• [How to complete this task] Please work out how many of the lines below include "JSON". Only the number should be given.

• [Study material]
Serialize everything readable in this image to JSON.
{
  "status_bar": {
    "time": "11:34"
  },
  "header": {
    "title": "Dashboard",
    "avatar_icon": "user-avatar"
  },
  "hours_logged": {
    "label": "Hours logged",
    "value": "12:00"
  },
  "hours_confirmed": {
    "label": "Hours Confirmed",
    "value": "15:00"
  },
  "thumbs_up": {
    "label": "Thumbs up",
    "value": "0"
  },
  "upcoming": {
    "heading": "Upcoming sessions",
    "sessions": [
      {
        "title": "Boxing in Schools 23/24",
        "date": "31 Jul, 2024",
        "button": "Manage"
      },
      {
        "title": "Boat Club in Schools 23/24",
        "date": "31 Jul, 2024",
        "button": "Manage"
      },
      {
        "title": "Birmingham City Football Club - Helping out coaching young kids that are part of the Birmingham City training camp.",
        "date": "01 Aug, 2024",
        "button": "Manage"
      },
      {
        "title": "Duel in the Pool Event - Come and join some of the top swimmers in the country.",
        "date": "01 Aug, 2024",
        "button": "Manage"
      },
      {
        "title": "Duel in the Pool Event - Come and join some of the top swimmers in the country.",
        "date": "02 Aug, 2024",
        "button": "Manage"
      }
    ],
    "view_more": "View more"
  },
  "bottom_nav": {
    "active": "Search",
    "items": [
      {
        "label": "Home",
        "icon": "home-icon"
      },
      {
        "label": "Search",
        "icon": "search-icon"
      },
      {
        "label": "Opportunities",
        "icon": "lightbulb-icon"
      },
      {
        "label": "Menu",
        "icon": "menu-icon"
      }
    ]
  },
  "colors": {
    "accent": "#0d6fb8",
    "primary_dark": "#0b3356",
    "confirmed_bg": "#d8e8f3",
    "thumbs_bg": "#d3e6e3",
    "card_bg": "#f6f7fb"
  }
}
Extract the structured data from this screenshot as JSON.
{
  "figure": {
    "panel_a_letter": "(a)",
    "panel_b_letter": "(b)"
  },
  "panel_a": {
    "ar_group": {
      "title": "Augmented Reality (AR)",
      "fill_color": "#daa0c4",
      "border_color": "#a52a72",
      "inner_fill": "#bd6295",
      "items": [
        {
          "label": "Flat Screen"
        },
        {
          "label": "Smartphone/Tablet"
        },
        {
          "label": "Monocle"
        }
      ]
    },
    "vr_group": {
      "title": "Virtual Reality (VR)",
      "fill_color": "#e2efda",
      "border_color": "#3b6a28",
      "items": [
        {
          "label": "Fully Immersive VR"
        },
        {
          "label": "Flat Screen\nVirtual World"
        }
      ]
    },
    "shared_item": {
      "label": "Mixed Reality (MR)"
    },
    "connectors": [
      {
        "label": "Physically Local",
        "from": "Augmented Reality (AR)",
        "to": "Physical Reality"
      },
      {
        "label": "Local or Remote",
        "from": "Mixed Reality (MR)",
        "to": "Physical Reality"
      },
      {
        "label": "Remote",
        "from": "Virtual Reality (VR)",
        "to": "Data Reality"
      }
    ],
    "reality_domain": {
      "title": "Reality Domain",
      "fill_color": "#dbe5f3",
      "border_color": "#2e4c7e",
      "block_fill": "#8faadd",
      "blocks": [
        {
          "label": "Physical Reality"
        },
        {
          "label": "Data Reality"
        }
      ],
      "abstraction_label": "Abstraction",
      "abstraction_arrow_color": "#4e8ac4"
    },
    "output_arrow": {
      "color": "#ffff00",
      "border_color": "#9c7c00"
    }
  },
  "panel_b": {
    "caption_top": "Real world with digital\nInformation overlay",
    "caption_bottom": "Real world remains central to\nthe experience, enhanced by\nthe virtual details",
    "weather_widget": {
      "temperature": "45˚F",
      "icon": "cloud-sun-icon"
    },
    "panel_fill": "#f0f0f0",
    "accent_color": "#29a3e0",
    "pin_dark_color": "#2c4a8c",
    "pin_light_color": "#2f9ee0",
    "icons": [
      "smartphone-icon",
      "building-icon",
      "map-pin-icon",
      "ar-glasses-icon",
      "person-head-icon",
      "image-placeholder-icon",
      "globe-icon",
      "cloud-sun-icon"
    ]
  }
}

• [Finished exercise] 2